*WHAT YOU WILL DO:*
Report back every line of the entries that contains "sidebar", exactly as written.

Records drawn from a dataset
=== Section Start ===
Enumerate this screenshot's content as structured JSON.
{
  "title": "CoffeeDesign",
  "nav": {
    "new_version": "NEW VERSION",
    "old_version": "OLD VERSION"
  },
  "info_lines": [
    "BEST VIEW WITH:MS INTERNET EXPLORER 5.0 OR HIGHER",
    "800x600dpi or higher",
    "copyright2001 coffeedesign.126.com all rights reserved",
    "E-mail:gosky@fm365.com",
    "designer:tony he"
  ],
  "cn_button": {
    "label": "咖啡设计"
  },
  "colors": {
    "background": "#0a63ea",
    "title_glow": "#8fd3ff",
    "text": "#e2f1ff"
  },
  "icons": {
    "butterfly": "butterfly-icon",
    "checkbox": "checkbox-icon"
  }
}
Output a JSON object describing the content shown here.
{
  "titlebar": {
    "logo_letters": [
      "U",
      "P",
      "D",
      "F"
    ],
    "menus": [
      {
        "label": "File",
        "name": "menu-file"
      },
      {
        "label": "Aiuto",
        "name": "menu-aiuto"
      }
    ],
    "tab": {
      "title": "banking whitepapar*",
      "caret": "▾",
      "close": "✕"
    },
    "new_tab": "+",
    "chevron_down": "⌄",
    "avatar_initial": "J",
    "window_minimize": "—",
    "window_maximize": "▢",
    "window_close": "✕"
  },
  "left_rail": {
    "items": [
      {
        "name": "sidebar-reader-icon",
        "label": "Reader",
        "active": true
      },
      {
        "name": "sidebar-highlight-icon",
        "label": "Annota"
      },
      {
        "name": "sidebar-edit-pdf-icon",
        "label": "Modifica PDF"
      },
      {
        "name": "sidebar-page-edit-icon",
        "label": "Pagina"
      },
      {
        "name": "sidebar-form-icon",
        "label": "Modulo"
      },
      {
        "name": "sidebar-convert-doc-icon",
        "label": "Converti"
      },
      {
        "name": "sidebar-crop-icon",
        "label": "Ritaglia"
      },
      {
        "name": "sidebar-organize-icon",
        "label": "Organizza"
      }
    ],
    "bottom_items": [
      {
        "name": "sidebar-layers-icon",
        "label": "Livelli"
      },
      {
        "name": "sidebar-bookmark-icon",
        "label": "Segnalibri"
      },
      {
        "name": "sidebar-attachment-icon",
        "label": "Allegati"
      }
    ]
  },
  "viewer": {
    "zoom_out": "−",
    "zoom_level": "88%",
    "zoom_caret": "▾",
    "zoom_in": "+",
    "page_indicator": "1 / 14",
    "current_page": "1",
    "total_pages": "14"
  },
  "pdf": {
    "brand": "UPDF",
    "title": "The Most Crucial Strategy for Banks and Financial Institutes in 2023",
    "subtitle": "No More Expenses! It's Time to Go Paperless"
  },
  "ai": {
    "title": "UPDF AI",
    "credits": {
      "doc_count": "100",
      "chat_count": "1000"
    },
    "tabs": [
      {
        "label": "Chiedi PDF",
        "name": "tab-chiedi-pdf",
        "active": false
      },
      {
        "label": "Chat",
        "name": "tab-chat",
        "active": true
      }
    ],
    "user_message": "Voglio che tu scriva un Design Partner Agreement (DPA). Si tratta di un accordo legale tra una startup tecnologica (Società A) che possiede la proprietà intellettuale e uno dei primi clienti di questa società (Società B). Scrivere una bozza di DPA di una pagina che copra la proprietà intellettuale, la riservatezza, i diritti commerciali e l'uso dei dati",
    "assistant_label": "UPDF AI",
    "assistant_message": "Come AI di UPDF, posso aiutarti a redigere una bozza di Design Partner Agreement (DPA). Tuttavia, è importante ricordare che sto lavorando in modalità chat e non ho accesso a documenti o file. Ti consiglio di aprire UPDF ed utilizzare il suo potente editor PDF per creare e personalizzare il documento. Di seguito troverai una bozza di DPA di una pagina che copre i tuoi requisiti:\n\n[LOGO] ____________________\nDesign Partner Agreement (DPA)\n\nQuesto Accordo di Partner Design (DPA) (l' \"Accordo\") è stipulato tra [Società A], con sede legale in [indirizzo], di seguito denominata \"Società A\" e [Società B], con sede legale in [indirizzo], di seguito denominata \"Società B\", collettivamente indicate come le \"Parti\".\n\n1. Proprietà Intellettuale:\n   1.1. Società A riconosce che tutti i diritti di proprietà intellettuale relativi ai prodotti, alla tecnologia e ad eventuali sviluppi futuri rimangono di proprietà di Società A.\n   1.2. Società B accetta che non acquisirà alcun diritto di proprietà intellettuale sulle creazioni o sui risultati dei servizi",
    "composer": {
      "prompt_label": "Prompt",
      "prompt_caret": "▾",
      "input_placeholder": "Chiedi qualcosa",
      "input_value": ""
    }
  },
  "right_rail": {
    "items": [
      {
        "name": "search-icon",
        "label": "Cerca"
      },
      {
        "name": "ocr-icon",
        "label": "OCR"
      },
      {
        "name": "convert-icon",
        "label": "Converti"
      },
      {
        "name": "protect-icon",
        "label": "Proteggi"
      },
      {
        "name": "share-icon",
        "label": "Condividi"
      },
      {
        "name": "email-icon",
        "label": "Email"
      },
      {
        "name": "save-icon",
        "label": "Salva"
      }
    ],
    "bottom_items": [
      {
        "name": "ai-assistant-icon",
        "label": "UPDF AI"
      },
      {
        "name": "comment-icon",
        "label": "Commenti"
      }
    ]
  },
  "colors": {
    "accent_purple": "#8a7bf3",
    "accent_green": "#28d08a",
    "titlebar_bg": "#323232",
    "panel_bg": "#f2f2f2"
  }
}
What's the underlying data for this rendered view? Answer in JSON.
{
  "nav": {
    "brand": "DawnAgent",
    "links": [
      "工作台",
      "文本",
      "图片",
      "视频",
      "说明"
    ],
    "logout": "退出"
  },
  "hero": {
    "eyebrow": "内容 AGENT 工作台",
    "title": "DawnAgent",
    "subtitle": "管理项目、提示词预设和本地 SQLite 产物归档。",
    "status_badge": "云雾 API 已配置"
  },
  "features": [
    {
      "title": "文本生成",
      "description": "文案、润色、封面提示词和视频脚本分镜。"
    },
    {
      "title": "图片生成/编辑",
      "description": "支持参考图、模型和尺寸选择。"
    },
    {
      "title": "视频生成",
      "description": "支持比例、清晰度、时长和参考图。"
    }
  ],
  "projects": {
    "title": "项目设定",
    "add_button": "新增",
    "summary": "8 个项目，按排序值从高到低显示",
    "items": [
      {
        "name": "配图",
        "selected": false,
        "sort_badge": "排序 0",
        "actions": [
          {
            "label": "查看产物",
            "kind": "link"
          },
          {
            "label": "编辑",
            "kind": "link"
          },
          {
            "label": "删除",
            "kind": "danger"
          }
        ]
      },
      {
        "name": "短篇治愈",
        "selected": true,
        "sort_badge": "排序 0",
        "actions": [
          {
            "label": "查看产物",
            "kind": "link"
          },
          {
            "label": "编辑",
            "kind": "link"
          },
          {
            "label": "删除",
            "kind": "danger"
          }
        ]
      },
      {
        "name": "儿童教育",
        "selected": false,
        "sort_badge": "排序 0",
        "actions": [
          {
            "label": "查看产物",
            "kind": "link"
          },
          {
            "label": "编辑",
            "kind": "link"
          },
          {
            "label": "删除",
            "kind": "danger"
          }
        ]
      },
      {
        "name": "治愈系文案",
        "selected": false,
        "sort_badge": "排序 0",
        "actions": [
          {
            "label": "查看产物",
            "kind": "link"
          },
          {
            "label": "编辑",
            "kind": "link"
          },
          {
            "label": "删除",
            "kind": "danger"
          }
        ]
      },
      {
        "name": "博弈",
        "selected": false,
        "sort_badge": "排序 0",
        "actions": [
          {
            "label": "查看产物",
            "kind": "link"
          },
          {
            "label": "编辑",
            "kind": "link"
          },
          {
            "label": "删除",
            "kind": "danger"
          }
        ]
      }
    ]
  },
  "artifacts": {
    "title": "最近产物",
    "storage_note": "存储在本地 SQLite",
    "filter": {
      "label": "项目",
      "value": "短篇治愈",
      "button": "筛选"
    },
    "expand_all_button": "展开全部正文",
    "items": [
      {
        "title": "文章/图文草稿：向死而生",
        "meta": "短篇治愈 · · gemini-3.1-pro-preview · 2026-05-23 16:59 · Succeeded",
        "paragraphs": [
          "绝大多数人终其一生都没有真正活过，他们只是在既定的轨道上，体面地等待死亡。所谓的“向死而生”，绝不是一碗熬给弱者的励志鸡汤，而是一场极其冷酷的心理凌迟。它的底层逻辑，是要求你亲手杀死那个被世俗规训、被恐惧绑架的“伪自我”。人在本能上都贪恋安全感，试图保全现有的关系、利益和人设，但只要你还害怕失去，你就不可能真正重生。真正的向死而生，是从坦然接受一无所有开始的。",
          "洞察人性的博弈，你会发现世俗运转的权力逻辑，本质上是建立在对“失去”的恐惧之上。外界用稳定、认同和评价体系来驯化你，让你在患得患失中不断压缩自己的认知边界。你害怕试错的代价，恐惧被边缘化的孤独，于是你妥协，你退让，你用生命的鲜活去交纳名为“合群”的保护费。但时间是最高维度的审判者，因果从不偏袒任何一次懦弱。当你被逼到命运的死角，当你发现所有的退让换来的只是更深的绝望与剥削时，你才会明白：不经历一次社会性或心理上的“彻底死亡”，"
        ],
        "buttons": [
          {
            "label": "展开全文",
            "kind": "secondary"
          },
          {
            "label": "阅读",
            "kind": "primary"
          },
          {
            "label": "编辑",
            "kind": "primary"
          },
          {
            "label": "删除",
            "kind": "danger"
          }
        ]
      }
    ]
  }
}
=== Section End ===
*REPLY:*
        "name": "sidebar-reader-icon",
        "name": "sidebar-highlight-icon",
        "name": "sidebar-edit-pdf-icon",
        "name": "sidebar-page-edit-icon",
        "name": "sidebar-form-icon",
        "name": "sidebar-convert-doc-icon",
        "name": "sidebar-crop-icon",
        "name": "sidebar-organize-icon",
        "name": "sidebar-layers-icon",
        "name": "sidebar-bookmark-icon",
        "name": "sidebar-attachment-icon",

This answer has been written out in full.